Big Island Access Battle

I'm not personally familiar with all the details of the Papaikou Mill Beach access debate on the Big Island, but it boils down to this: should the County exercise its power of eminent domain or is there a less invasive way to resolve the situation?

I dislike using government to "take" private land, even if it's for the public good, because it creates ill will between the haves and have-nots and turns a question of beach access into allegations of class warfare.Yet if there were incentives for the private land owner to grant an easement -- say, a residential tax break -- perhaps the owners could find it in their hearts to allow the public to use that path within certain hours. I could be wrong, but it doesn't sound like the path is close to the owners' residence. Anyone out there know?

Here's the link to the Hawaii Tribune-Herald article and some excerpts from the story that ran last week:

Papaikou trail owners propose alternate route to beach

By TOM CALLIS, Tribune-Herald staff writer
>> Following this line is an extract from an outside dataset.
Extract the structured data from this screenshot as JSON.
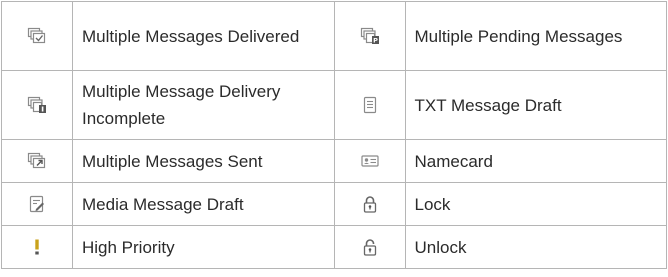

The owners of the only trail to Papaikou Mill Beach have made an offer that may be hard for Hawaii County to refuse. Jim Waugh and Charlene Prickett told the County Council on Wednesday during a tour of their property that they’d build a new trail for the public themselves, expenses included, to prevent the taking of the current route through eminent domain.
The only problem: it would relocate the trailhead to private land they don’t own. And their neighbor isn’t too happy about it. “This is brand new to me that we’re offering our road,” said Steve Shropshire, who owns the land and road that would provide the starting point for a new trail, during the tour. “A phone call would have been nice.”
Charlene Prickett responded by telling him that the proposal would require their support.
Shropshire told the Tribune-Herald he isn’t inclined to offer his property, which he would like to redevelop as an “agricultural village,” adding he believes the current trail should remain in use. “I support the current resolution,” he said, referring the proposed eminent domain action, “as it is currently written.”
Still, Shropshire said any future development of the property, now used for agriculture, would include public beach access. Asked why he would oppose access through the land now, he said he doesn’t want to make any changes to the property before the area’s community development plan is finished.
The county is considering purchasing the existing trail and a private road through eminent domain in order to settle dispute over access between beachgoers, frustrated with some restrictions, and the owners...